Hepatogastroenterology. 2012 Oct;59(119):2238-42


Authors: Li H, Zhou S, Li T, Liu Z, Wu J, Zeng G, Liu C, Gong J


Abstract

Key Words: Multidrug resistance; Breast cancer resistance; RNA interference; Hepatocellular carcinoma. Abbreviations: Breast Cancer Resistance (BCRP); Multi-Drug Resistance (MDR); RNA inteference (RNAi); Hepatocellular Carcinoma (HCC). Background/Aims: Breast cancer resistance protein (BCRP) is an ATP-binding cassette multidrug transporter that confers resistance to various anticancer drugs like Adriamycin. Overexpression of BCRP confers multidrug resistance (MDR) in hepatocellular carcinoma cells and is a frequent impediment to successful chemotherapy. Methodology: We evaluated a new approach using RNA interference for the specific knockdown of BCRP in hepatocellular carcinoma cells. To overcome the BCRP-mediated atypical multidrug drug resistance, one small interfering RNA construct (RNAi) targeting one special region of BCRP gene were designed to inhibit the atypical MDR expression by transfecting them into HepG2/ADM cell lines. Results: We found that the overexpression of BCRP gene was suppressed efficiently by the introduction of small interfering RNA, which caused sequence specific gene silence. The level of BCRP mRNA reduced to 22.55% after transfected by pSUPER-BCRPs compared with those of the controls. Similarly, the level of BCRP decreased too. Furthermore, the sensitivity to Adriamycin of pSUPER-BCRPs-treated HEPG2/ADM cells is increased 3.55-fold compared to their control (p<0.05). The relative reverse rate of HepG2/ADM cell to Adriamycin is 72.2%. Conclusions: These data indicated that pSUPER-BCRPs could modulate MDR and may present a new approach to overcome BCRP-mediated drug resistance in HEPG2/ADM cells.
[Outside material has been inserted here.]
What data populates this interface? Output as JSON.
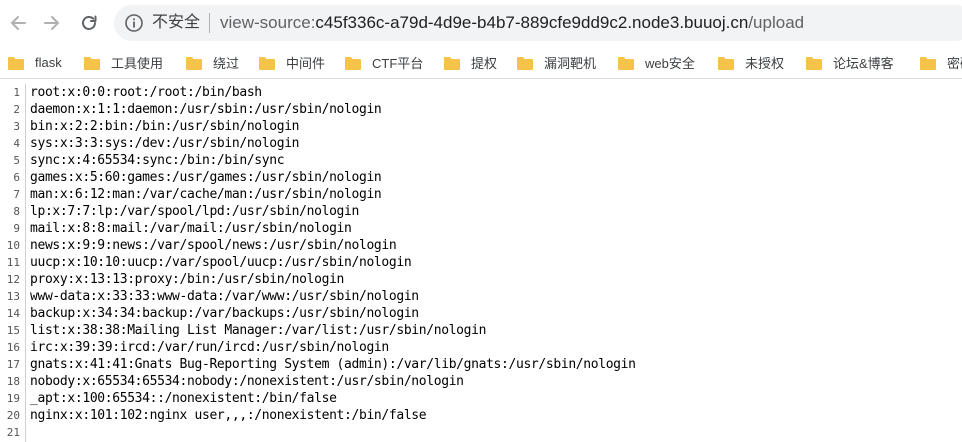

It may reverse multidrug resistance phenotype and therefore provide promising therapeutic modalities in the treatment of hepatocellular carcinoma.

PMID: 23435138 [PubMed - in process]